Former “Lost” star Matthew Fox returns to TV for the first time in the 12 years in the new Peacock series “Last Light” — which might appeal to Fox fans but otherwise underwhelms.
Now streaming, the action-thriller (which Fox also produces) is a dystopian story set in a world where a disruption to the petroleum supply chain sparks a global crisis.
Fox, 56, stars as Andy Yeats, an American chemist who lives in London with his wife Elena (Joanne Froggatt, “Downton Abbey”), their 8- year-old son Sam (Taylor Fay) — who’s losing his vision — and college-aged climate activist daughter Laura (Alyth Ross), who’s scornful of her dad’s work (since it involves the fossil fuel industry).
When the family is about to go to Paris for Sam’s experimental eye surgery, Andy’s work calls him away him to deal with an oil-related emergency in Luzrah (a fictional place in the Middle East). This angers Elena — who thinks he’s prioritizing work over family — and Laura (because of her principles).
As power grids shut down all over Europe and social unrest breaks out, the family scatters to the wind, with Andy in Luzrah, his wife and son in France and his daughter still in England. Andy is torn, trying to reunite with his family and get to Paris in time to support them for Sam’s surgery, while also dealing with increasingly chaotic events at work — including gunmen chasing him down.
Matters become even more complicated when Andy, who has reason to believe that the world’s oil supply could be contaminated for sinister man-made reasons, also has British Intelligence on his tail.
“Last Light” is based on a novel by Alex Scarrow and adapted by Patrick Massett (“Friday Night Lights”) and John Zinman (“The Blacklist”). It’s clearly got a lot of grand ideas, but they’re presented in a paint-by-numbers fashion. If you’ve seen any disaster movie including “The Day after Tomorrow” or “San Andreas,” there’s nothing that makes “Last Light” stand out from the well-trodden genre.

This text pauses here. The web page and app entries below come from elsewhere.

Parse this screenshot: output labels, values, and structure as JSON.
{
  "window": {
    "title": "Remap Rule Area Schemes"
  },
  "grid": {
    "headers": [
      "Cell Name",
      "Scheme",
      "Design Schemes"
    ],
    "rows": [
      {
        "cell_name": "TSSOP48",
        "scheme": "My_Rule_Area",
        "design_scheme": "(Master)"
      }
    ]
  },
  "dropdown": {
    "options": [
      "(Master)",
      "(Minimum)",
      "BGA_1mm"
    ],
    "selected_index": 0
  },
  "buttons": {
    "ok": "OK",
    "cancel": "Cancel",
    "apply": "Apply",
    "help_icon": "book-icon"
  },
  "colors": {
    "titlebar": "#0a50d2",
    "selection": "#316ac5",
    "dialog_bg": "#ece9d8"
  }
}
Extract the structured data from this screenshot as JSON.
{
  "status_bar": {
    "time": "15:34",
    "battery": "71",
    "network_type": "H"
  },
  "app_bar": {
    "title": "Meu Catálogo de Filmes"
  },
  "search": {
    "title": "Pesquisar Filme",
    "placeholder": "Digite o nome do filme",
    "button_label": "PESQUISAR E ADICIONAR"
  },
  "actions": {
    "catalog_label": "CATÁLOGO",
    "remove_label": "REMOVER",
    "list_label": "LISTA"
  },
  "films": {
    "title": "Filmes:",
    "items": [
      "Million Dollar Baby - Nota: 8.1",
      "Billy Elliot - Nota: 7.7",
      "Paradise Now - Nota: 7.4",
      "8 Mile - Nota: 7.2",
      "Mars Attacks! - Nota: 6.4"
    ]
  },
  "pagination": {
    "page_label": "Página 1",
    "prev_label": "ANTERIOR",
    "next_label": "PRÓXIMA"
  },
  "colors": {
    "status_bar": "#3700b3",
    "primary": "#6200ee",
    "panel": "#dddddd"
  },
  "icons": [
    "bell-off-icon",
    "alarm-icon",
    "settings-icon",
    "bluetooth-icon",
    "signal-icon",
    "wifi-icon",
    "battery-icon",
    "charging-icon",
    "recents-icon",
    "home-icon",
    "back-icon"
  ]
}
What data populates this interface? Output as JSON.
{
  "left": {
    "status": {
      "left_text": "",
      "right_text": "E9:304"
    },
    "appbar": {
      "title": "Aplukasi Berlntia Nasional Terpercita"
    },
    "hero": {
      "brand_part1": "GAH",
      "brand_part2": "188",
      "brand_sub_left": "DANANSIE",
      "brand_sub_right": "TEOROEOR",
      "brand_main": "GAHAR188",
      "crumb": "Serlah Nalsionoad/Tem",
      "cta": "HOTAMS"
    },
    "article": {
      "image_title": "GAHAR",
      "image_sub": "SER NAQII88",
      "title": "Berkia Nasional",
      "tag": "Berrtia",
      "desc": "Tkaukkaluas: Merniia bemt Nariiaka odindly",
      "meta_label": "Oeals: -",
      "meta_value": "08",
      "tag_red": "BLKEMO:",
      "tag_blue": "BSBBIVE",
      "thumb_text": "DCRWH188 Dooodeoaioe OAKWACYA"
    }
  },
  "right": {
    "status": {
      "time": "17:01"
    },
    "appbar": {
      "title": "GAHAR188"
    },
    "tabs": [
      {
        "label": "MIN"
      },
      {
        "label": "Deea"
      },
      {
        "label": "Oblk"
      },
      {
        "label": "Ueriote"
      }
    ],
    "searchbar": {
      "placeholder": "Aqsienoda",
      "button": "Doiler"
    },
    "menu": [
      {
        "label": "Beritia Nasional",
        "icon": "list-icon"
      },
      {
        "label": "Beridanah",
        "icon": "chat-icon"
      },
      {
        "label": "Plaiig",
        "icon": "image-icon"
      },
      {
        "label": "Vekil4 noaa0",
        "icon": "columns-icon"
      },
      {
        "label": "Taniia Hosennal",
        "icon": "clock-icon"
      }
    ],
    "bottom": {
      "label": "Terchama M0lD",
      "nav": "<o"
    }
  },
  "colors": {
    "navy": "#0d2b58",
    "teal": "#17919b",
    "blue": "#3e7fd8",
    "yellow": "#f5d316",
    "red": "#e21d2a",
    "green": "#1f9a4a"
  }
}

Not only is this Fox’s first series since 2010, but it’s also his first project in seven years, since the 2015 movie “Bone Tomahawk.” Brendan Fraser, another actor who’s currently on the comeback trail, picked an edgy and controversial vehicle with his starring role in “The Whale.” Fox does the opposite in this aggressively generic series. Characters don’t really get to be more colorful than basic archetypes: the worried frazzled mom who’s at the end of her rope, the reluctant hero and weary family man, the outspoken daughter.
At a tight five episodes, “Last Light” isn’t too tedious, at least, and the plot moves quickly. And it could scratch the itch if you’re in the mood for a thriller with an environmental bent (or just feel some “Lost” nostalgia and want to watch Matthew Fox look worried).
But other than that, “Last Light” is forgettable. It’s not offensively bad, but it also doesn’t have enough distinctive characters or memorable story turns to feel like a must-watch.